Losing a long-term domain name can represent a very disruptive and damaging turn of events for businesses operating online. A valuable domain name might end up costing a company millions in attempts to get it back – or millions in lost revenue from lost links leading to valuable content.
Often, owners forget to renew their domain registration – but that’s not the case with Kit, a service designed around serving the influencer market. By using the service, influencers can easily bundle a number of products into “kits” and then recommend them to their audience, profiting from affiliate links.
But Kit – formerly a Patreon asset that was sold earlier this year to GeniusLink – can no longer be found at Kit.com.
The service, now at Kit.co, is left scrambling to mitigate the damage this situation has produced. GeniusLink said it was working “to prevent business interruptions” while also telling influencers that preserving their traffic and search engine presence is “a top priority.”
“When we took Kit under our wings a few months ago, the fate of the Kit.com domain was not completely settled as it was owned by a third party. However, we did own Kit.co, and we knew that no matter what, we could fall back on it if needed. Unfortunately this last Thursday, November 21st, the owners of the Kit.com domain (not Patreon) informed us that they were no longer interested in selling it to us, and they were going to repurpose the domain for a different property in the very near future. We were given two weeks to prepare.”

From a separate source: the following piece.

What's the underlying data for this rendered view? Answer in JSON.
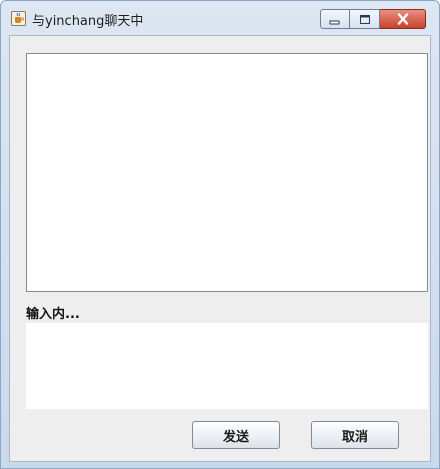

And while the new owners of Kit.com are currently redirecting to Kit.co – GeniusLink admits that it “cannot guarantee these redirects will last forever.”
So how did Kit lose its domain name? It boils down to Patreon’s lack of interest in acquiring it when they bought the company in 2018. The domain name was and remains owned by “a third party.” But Patreon didn’t make an effort to include Kit.com in the deal, leaving the service at the mercy of the original owner.
The reason why becomes obvious from the motivations the crowdsourcing platform had in buying buy Kit in the first place, and getting rid of it only a year later. In the words of Patreon’s senior product vice president, it was essentially a case of “acqui-hire.”That means that the company was bought for its talent, while the service was no longer developed but merely maintained.
In fact, Patreon quickly “reassigned the lead product development” to work on its own merch service.